═════ PROVIDED RECORDS ═════

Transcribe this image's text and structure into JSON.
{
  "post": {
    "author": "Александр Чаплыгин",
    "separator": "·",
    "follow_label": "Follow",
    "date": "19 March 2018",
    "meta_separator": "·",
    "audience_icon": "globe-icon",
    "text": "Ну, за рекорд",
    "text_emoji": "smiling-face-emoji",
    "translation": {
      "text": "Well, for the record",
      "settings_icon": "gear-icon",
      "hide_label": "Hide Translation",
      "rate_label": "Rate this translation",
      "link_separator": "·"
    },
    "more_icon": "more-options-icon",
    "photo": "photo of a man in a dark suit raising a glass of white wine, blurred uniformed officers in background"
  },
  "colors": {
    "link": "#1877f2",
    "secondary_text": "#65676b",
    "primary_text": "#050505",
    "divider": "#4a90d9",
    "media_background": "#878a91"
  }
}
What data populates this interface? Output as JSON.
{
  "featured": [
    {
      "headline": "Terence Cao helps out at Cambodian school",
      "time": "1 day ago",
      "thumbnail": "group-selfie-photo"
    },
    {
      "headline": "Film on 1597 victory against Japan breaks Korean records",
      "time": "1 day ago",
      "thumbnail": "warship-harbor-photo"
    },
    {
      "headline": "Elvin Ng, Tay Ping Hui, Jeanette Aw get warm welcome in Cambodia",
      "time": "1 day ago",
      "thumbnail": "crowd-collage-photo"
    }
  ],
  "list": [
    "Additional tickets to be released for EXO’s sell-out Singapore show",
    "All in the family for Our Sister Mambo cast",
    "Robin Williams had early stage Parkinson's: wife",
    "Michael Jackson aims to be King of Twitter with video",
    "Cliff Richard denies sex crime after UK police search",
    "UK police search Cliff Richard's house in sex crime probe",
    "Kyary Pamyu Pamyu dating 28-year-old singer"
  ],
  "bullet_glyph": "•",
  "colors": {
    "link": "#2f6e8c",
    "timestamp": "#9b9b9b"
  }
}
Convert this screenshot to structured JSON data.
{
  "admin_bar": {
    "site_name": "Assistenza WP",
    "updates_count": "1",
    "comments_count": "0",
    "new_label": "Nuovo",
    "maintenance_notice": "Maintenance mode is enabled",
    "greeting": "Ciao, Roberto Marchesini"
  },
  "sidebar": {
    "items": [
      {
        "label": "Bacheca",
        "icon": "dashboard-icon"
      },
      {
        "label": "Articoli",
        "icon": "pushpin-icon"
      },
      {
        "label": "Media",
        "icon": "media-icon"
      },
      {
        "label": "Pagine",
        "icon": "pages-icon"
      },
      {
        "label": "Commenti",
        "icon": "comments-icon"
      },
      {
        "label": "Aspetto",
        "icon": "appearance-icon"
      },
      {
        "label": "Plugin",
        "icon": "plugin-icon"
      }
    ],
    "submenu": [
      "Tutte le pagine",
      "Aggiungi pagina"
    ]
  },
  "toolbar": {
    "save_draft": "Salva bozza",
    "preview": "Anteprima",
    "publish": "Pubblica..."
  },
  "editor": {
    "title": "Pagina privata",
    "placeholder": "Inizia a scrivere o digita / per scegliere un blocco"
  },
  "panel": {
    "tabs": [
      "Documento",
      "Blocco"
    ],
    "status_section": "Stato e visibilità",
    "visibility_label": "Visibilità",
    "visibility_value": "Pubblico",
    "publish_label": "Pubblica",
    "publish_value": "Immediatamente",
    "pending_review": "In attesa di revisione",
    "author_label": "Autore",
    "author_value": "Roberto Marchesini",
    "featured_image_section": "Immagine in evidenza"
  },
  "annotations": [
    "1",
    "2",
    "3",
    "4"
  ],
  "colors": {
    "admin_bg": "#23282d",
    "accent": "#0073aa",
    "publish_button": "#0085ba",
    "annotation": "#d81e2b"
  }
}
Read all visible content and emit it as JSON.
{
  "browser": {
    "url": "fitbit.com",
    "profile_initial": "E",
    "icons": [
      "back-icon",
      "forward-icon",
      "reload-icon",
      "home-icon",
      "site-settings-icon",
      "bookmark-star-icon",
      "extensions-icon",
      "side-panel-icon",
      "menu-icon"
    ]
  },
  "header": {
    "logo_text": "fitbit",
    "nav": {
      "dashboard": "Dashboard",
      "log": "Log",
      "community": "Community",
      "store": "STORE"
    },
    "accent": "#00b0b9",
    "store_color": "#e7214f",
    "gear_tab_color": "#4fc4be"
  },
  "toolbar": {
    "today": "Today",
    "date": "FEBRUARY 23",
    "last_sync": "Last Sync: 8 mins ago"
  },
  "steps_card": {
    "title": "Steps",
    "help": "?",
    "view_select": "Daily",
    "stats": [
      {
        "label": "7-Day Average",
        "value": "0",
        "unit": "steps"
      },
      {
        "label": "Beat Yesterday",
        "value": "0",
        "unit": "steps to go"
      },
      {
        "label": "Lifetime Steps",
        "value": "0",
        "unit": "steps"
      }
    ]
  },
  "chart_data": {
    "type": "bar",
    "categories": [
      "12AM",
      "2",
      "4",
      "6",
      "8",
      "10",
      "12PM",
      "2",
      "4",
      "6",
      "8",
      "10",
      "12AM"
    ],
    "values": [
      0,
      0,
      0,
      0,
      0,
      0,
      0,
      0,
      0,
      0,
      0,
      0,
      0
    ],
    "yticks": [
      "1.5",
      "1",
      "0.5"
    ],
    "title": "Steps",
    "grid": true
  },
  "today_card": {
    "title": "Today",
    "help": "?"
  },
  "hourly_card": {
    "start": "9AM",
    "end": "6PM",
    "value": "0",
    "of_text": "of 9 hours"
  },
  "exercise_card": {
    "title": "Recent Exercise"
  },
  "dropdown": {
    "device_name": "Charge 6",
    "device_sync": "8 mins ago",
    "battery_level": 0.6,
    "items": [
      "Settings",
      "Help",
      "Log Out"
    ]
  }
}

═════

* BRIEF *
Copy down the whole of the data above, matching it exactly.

* RESULT OF THE TASK *
Transcribe this image's text and structure into JSON.
{
  "post": {
    "author": "Александр Чаплыгин",
    "separator": "·",
    "follow_label": "Follow",
    "date": "19 March 2018",
    "meta_separator": "·",
    "audience_icon": "globe-icon",
    "text": "Ну, за рекорд",
    "text_emoji": "smiling-face-emoji",
    "translation": {
      "text": "Well, for the record",
      "settings_icon": "gear-icon",
      "hide_label": "Hide Translation",
      "rate_label": "Rate this translation",
      "link_separator": "·"
    },
    "more_icon": "more-options-icon",
    "photo": "photo of a man in a dark suit raising a glass of white wine, blurred uniformed officers in background"
  },
  "colors": {
    "link": "#1877f2",
    "secondary_text": "#65676b",
    "primary_text": "#050505",
    "divider": "#4a90d9",
    "media_background": "#878a91"
  }
}
What data populates this interface? Output as JSON.
{
  "featured": [
    {
      "headline": "Terence Cao helps out at Cambodian school",
      "time": "1 day ago",
      "thumbnail": "group-selfie-photo"
    },
    {
      "headline": "Film on 1597 victory against Japan breaks Korean records",
      "time": "1 day ago",
      "thumbnail": "warship-harbor-photo"
    },
    {
      "headline": "Elvin Ng, Tay Ping Hui, Jeanette Aw get warm welcome in Cambodia",
      "time": "1 day ago",
      "thumbnail": "crowd-collage-photo"
    }
  ],
  "list": [
    "Additional tickets to be released for EXO’s sell-out Singapore show",
    "All in the family for Our Sister Mambo cast",
    "Robin Williams had early stage Parkinson's: wife",
    "Michael Jackson aims to be King of Twitter with video",
    "Cliff Richard denies sex crime after UK police search",
    "UK police search Cliff Richard's house in sex crime probe",
    "Kyary Pamyu Pamyu dating 28-year-old singer"
  ],
  "bullet_glyph": "•",
  "colors": {
    "link": "#2f6e8c",
    "timestamp": "#9b9b9b"
  }
}
Convert this screenshot to structured JSON data.
{
  "admin_bar": {
    "site_name": "Assistenza WP",
    "updates_count": "1",
    "comments_count": "0",
    "new_label": "Nuovo",
    "maintenance_notice": "Maintenance mode is enabled",
    "greeting": "Ciao, Roberto Marchesini"
  },
  "sidebar": {
    "items": [
      {
        "label": "Bacheca",
        "icon": "dashboard-icon"
      },
      {
        "label": "Articoli",
        "icon": "pushpin-icon"
      },
      {
        "label": "Media",
        "icon": "media-icon"
      },
      {
        "label": "Pagine",
        "icon": "pages-icon"
      },
      {
        "label": "Commenti",
        "icon": "comments-icon"
      },
      {
        "label": "Aspetto",
        "icon": "appearance-icon"
      },
      {
        "label": "Plugin",
        "icon": "plugin-icon"
      }
    ],
    "submenu": [
      "Tutte le pagine",
      "Aggiungi pagina"
    ]
  },
  "toolbar": {
    "save_draft": "Salva bozza",
    "preview": "Anteprima",
    "publish": "Pubblica..."
  },
  "editor": {
    "title": "Pagina privata",
    "placeholder": "Inizia a scrivere o digita / per scegliere un blocco"
  },
  "panel": {
    "tabs": [
      "Documento",
      "Blocco"
    ],
    "status_section": "Stato e visibilità",
    "visibility_label": "Visibilità",
    "visibility_value": "Pubblico",
    "publish_label": "Pubblica",
    "publish_value": "Immediatamente",
    "pending_review": "In attesa di revisione",
    "author_label": "Autore",
    "author_value": "Roberto Marchesini",
    "featured_image_section": "Immagine in evidenza"
  },
  "annotations": [
    "1",
    "2",
    "3",
    "4"
  ],
  "colors": {
    "admin_bg": "#23282d",
    "accent": "#0073aa",
    "publish_button": "#0085ba",
    "annotation": "#d81e2b"
  }
}
Read all visible content and emit it as JSON.
{
  "browser": {
    "url": "fitbit.com",
    "profile_initial": "E",
    "icons": [
      "back-icon",
      "forward-icon",
      "reload-icon",
      "home-icon",
      "site-settings-icon",
      "bookmark-star-icon",
      "extensions-icon",
      "side-panel-icon",
      "menu-icon"
    ]
  },
  "header": {
    "logo_text": "fitbit",
    "nav": {
      "dashboard": "Dashboard",
      "log": "Log",
      "community": "Community",
      "store": "STORE"
    },
    "accent": "#00b0b9",
    "store_color": "#e7214f",
    "gear_tab_color": "#4fc4be"
  },
  "toolbar": {
    "today": "Today",
    "date": "FEBRUARY 23",
    "last_sync": "Last Sync: 8 mins ago"
  },
  "steps_card": {
    "title": "Steps",
    "help": "?",
    "view_select": "Daily",
    "stats": [
      {
        "label": "7-Day Average",
        "value": "0",
        "unit": "steps"
      },
      {
        "label": "Beat Yesterday",
        "value": "0",
        "unit": "steps to go"
      },
      {
        "label": "Lifetime Steps",
        "value": "0",
        "unit": "steps"
      }
    ]
  },
  "chart_data": {
    "type": "bar",
    "categories": [
      "12AM",
      "2",
      "4",
      "6",
      "8",
      "10",
      "12PM",
      "2",
      "4",
      "6",
      "8",
      "10",
      "12AM"
    ],
    "values": [
      0,
      0,
      0,
      0,
      0,
      0,
      0,
      0,
      0,
      0,
      0,
      0,
      0
    ],
    "yticks": [
      "1.5",
      "1",
      "0.5"
    ],
    "title": "Steps",
    "grid": true
  },
  "today_card": {
    "title": "Today",
    "help": "?"
  },
  "hourly_card": {
    "start": "9AM",
    "end": "6PM",
    "value": "0",
    "of_text": "of 9 hours"
  },
  "exercise_card": {
    "title": "Recent Exercise"
  },
  "dropdown": {
    "device_name": "Charge 6",
    "device_sync": "8 mins ago",
    "battery_level": 0.6,
    "items": [
      "Settings",
      "Help",
      "Log Out"
    ]
  }
}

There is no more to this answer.